Youth Journalism Institute students from left to right: Ana Fadul, 15, from Bogota, Colombia attends St. George's School of England. Owen Ferguson, 20, attends University of Aberdeen in Scotland, UK. Bilge Nur Güven, 17, attends Cevre High School in Istanbul, Turkey. Norah Springborn, 16, attends Pekin High School in Illinois. Regina Lopez, 16, attends Liceo Mexicano Japonés in Mexico City. Parnian Shahsavary, 18, attends Hoda All-Girls High School in Tehran, Iran. (Photos courtesy of YJI students)
London Central Secondary School

Youth Journalism International provides all students with opportunities and a community

As news evolves over time, so do the journalists reporting it. For young reporters growing up in the digital era, location and age are two barriers that no longer exist. Today, there are various opportunities for young writers across the globe. 

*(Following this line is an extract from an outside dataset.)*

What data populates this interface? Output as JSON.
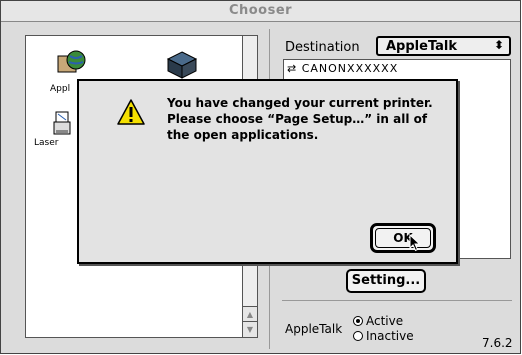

Jackie Majerus, the executive director of Youth Journalism International is one among many who have opened doors for young journalists. She has dedicated her profession to mentoring young reporters, providing them with an international platform to publish their work. She strives to provide equal opportunity to all students regardless of what race, class, ethnicity, or country they originated from. 

“YJI empowers young people to tell stories from their communities,” she said. 

Examples of pieces published on Youth Journalism International include an award-winning series on teen suicide, an investigation on the mental health impacts of the COVID-19 pandemic  and a view inside the Myanmar protests

Youth Journalism International started as an educational nonprofit based in Bristol, Connecticut. Majerus said it started as a “tiny group that met in the upstairs conference room at the local paper’s office.”

Since then, it has grown to be an international family of reporters, illustrators and photographers. 

Majerus said she co-founded YJI with Steve Collins in 1994 after her editor at the time, Frank Keegan, pitched the idea. 

Although Keegan believed in youth being the leaders of tomorrow, he didn’t want to work with them, so Majerus took on the role. 

After she published an award-winning piece with 12 students on teen suicide, she said she realized how fulfilled she felt working with student journalists. 

“I love YJI so much that a decade ago, I devoted myself full time for no pay, to give everything I’ve got to make YJI flourish,“ Majerus said. ”I turned this little nonprofit into a global force for good.”

When asked about her experience being a student journalist, she shared a story about running an “underground newspaper” in her senior year of high school, rebelling against her school administration’s wishes. 

Majerus said she started the newspaper after three boys from her school press clashed over her selected editor position. 

According to Majerus, her school newspaper administrator didn’t want to deal with the conflict and only wanted a student editor to be the figurehead. 

“So, I ended up quitting the paper. I started my own little paper,” she said. “I had a really successful senior year as an underground journalist, where I put out a newspaper every two weeks, with a few of my friends.” 

Although student press freedom has come a long way since then, censorship is still a prominent issue today. 

Majerus said a YJI student turned to her after the school administration took down his story featuring a new gay, straight alliance club on his campus. The situation ended with Majerus writing a letter to the school to inform them about the legal freedoms of a journalist. 

For young reporters stuck between adhering to school administration and publishing the truth, Majerus advised them to just go for it. 

“If they can’t get it in their school newspaper, there are a couple of avenues that are open to them,” Majerus said. “Sometimes, it’s important that the story gets out.” 

Examples of alternatives for a school newspaper include pitching it to online news organizations and the local paper. 

For young emerging journalists looking for opportunities, Youth Journalism International provides an annual writing contest for reporters, photographers and illustrators ages 19 and under. 

Majerus said there weren’t any writing contests available for her growing up. Because trophies always went to the athletes, she wanted to create opportunities for writers. 

The annual YJI contest recognizes outstanding journalism achievement. Winners of the top five categories — student of the year, educator of the year, courage in journalism, top news, and commentary story — receive a crystal globe trophy. Aside from the main categories, there are a dozen more that award a custom-made certificate to winners. 

Majerus said she gets emotional reading the letters from students nominating their teacher for the educator of the year. She said students describe their journalism class as their family. 

“It’s like going home,” she said.

The sentiment of community and home is greatly emphasized in YJI. 

“When you join YJI, you become a part of a network of passionate student journalists,” Katrina Machetta, a YJI student said. “And most important of all, you become a part of a family.”